■ **Stored data entries**
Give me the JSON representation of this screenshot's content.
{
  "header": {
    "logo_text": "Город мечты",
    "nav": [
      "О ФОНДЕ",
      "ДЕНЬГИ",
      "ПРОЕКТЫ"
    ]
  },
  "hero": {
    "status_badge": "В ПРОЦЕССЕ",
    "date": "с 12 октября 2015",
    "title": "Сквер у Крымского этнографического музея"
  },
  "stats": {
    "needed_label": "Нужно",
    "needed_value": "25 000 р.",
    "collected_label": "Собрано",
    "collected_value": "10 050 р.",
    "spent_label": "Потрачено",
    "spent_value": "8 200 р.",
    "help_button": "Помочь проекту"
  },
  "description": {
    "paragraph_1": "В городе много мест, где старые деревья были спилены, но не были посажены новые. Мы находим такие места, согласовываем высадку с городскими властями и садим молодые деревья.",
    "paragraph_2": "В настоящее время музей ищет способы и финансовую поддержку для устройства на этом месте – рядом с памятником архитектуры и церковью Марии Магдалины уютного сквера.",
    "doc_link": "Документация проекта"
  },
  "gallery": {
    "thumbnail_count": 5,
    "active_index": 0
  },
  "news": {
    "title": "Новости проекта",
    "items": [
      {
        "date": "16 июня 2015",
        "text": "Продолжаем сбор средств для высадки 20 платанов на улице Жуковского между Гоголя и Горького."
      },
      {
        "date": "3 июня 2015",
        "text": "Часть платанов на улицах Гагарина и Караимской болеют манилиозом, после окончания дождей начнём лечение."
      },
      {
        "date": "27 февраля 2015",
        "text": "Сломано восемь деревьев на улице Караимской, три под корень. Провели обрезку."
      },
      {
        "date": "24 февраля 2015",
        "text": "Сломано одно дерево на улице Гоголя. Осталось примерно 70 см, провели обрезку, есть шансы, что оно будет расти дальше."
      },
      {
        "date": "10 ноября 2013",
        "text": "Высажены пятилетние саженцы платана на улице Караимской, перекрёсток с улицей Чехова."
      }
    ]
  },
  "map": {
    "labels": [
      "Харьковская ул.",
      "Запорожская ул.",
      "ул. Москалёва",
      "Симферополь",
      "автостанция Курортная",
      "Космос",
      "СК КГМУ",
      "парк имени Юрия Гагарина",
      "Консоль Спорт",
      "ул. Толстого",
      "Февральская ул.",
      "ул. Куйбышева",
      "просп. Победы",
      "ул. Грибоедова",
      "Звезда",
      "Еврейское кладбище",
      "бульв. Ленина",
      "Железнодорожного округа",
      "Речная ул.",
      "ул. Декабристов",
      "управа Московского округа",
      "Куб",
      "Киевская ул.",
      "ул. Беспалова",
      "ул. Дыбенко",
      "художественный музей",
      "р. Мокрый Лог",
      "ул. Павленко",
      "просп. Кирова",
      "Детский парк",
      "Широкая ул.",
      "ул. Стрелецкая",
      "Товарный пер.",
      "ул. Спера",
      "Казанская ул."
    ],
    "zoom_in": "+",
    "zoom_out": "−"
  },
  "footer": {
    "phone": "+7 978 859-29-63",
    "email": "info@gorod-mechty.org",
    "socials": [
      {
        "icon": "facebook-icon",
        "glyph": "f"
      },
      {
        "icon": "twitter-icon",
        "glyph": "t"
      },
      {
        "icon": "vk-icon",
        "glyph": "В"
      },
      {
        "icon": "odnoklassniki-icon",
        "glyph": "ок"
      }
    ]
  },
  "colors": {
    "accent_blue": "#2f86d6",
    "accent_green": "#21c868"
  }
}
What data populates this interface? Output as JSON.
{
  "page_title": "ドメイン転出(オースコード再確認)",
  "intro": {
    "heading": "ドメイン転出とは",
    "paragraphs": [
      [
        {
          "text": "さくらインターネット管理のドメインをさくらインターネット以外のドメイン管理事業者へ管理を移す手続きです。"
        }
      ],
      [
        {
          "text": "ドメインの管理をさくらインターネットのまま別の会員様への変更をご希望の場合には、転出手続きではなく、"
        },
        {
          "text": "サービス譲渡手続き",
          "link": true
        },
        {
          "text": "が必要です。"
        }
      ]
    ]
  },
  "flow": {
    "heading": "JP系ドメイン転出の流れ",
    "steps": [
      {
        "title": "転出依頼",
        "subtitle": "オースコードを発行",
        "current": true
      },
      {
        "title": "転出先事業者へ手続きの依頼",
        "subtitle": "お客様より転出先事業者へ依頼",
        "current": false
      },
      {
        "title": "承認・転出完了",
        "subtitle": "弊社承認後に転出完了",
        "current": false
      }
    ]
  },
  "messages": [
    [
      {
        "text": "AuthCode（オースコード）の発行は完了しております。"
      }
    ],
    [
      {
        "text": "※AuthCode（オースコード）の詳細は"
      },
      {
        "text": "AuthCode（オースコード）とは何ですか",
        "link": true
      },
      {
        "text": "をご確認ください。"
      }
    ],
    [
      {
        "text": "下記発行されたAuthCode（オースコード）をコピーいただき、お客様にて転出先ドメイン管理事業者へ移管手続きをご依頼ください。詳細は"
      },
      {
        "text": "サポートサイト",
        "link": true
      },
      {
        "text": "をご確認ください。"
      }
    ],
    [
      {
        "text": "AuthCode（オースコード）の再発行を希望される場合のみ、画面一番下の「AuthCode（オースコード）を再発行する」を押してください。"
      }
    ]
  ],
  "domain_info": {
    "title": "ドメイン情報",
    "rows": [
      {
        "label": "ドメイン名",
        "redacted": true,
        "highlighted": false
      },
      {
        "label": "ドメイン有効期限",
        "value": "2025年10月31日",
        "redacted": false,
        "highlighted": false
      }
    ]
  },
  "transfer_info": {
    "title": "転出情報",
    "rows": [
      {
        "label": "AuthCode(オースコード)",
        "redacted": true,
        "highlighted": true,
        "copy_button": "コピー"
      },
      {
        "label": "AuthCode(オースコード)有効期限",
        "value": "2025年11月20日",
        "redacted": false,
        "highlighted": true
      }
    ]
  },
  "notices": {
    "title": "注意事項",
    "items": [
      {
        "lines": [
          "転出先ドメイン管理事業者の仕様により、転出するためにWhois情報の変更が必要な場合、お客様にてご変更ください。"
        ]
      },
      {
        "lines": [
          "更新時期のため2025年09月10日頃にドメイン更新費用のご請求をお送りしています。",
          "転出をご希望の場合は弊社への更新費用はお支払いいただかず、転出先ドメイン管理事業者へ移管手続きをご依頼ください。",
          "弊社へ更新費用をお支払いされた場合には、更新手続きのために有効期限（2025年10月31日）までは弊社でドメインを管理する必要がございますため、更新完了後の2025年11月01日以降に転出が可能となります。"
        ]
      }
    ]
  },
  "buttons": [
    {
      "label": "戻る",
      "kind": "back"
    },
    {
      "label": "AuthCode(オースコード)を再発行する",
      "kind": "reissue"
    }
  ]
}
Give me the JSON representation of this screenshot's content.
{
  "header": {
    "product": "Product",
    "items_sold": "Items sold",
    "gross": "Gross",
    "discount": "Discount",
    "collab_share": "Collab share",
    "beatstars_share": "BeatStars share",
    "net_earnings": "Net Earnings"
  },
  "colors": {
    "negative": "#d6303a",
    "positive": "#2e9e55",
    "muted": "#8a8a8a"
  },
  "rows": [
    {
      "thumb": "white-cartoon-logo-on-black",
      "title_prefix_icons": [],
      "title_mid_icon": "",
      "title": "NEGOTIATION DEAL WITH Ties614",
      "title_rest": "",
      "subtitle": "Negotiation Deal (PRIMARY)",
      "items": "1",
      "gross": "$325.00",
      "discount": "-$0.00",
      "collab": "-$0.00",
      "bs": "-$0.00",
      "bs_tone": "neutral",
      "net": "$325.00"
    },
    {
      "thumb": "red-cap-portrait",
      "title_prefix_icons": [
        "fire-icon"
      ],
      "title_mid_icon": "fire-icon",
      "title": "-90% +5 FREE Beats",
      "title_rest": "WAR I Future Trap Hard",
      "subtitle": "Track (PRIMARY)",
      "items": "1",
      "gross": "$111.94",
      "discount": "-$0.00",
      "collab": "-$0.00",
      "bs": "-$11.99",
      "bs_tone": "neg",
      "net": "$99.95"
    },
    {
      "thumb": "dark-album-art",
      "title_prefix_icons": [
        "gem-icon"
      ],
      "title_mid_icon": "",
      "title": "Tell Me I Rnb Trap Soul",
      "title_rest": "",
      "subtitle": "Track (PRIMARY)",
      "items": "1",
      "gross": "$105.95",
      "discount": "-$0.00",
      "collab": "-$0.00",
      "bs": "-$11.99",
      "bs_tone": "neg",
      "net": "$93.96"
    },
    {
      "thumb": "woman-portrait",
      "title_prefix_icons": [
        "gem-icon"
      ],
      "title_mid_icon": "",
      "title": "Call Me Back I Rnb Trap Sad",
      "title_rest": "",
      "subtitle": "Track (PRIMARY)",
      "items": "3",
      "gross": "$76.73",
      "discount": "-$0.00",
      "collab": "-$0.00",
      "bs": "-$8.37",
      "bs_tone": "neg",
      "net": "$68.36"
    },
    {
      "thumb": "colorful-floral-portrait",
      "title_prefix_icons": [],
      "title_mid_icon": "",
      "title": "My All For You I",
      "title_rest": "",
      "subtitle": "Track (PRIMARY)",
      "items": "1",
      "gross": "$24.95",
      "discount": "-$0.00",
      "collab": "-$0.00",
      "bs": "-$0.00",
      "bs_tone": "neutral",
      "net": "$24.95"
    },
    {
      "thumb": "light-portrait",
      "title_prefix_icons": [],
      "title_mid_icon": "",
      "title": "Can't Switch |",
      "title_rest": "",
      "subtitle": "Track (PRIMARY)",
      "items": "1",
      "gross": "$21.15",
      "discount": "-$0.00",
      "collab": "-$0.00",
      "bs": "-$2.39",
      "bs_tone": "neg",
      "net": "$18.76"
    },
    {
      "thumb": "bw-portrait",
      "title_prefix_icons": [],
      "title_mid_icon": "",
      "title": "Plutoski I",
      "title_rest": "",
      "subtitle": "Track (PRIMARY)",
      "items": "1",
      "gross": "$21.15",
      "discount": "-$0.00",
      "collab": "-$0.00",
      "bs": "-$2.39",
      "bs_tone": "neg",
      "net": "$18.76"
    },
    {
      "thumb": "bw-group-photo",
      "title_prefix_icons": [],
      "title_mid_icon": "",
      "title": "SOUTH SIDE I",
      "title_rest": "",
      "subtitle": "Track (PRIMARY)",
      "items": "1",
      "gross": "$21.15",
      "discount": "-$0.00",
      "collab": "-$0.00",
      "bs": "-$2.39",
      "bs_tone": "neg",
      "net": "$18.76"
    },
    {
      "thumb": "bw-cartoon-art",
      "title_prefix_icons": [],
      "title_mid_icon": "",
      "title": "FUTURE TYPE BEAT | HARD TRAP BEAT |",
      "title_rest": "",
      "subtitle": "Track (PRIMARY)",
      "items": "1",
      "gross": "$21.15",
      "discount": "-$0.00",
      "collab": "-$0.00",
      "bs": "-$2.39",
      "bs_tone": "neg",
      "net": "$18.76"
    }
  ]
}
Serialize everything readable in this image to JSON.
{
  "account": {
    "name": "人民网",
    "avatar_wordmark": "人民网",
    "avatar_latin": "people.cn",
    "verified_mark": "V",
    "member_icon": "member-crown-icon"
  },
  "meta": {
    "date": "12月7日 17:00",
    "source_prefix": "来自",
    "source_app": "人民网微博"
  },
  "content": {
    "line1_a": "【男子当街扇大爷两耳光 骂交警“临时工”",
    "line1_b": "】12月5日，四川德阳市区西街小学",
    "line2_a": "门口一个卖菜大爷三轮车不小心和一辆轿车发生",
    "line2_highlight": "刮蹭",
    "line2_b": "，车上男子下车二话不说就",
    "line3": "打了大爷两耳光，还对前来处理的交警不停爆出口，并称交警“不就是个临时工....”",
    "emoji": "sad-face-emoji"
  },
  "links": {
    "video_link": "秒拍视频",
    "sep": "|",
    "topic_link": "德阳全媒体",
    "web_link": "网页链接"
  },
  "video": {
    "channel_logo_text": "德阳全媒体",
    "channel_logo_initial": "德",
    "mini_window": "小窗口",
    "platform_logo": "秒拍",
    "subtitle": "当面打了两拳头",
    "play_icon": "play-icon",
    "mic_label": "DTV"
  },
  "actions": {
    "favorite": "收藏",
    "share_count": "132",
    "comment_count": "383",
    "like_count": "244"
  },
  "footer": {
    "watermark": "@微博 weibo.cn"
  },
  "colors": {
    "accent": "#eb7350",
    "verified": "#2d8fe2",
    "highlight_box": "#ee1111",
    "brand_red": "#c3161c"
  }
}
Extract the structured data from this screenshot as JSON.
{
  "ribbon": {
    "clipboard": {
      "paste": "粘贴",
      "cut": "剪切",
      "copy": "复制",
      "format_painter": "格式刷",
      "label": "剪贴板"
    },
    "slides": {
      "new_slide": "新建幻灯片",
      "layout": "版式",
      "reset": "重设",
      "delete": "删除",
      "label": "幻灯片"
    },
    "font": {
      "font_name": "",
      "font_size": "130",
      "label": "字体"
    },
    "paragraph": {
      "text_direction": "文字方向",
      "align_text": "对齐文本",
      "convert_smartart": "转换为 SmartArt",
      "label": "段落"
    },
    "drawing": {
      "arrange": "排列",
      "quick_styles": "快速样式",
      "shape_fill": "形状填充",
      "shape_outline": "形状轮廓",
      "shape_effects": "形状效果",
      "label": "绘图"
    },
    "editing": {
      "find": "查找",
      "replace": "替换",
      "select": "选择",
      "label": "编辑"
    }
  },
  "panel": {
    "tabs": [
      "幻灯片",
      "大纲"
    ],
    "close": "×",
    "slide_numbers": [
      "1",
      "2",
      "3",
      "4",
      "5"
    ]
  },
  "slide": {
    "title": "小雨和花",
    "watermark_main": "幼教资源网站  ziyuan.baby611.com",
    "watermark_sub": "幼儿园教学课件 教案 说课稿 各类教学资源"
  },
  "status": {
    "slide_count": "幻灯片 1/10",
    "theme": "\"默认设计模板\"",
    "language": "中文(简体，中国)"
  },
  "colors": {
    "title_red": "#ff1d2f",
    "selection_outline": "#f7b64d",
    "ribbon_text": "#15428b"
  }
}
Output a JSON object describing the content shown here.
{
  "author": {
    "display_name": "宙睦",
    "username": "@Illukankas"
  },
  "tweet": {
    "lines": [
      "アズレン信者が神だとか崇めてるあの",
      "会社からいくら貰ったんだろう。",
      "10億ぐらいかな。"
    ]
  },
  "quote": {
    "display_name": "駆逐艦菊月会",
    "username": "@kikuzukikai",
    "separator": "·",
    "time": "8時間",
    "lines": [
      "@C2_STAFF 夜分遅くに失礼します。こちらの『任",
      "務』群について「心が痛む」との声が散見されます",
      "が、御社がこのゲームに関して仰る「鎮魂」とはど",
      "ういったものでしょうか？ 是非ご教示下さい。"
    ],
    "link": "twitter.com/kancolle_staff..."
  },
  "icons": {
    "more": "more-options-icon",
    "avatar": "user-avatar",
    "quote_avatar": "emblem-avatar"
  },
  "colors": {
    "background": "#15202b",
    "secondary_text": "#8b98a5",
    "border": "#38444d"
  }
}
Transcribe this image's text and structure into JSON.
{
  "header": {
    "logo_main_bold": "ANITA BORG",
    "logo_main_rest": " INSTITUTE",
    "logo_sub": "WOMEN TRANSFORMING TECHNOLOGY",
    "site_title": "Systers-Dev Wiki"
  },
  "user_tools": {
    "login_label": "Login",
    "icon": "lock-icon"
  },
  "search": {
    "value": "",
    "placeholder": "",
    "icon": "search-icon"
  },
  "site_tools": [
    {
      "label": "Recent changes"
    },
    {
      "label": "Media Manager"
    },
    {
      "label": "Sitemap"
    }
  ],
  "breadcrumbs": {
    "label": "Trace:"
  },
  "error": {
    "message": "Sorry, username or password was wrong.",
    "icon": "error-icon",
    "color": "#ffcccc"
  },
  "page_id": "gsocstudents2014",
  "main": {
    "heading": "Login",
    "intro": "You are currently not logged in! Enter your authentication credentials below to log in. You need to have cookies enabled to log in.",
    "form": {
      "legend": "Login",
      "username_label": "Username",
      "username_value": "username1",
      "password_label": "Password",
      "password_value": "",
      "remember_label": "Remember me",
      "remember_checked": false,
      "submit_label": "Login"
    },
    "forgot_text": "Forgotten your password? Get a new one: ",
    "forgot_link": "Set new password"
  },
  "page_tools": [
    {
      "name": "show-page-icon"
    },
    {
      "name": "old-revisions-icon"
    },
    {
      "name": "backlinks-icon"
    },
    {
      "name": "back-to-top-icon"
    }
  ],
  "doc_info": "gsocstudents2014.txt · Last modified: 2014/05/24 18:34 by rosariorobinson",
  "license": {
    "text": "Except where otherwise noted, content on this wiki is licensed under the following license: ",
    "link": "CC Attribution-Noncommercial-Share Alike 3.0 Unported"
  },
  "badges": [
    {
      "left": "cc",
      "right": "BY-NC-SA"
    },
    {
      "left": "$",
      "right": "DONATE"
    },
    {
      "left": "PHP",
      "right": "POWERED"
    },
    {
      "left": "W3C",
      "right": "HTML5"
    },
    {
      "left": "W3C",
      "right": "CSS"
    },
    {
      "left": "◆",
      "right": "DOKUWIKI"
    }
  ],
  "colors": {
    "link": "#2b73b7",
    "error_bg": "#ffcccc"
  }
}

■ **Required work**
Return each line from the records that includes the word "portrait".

■ **Expected answer**
      "thumb": "red-cap-portrait",
      "thumb": "woman-portrait",
      "thumb": "colorful-floral-portrait",
      "thumb": "light-portrait",
      "thumb": "bw-portrait",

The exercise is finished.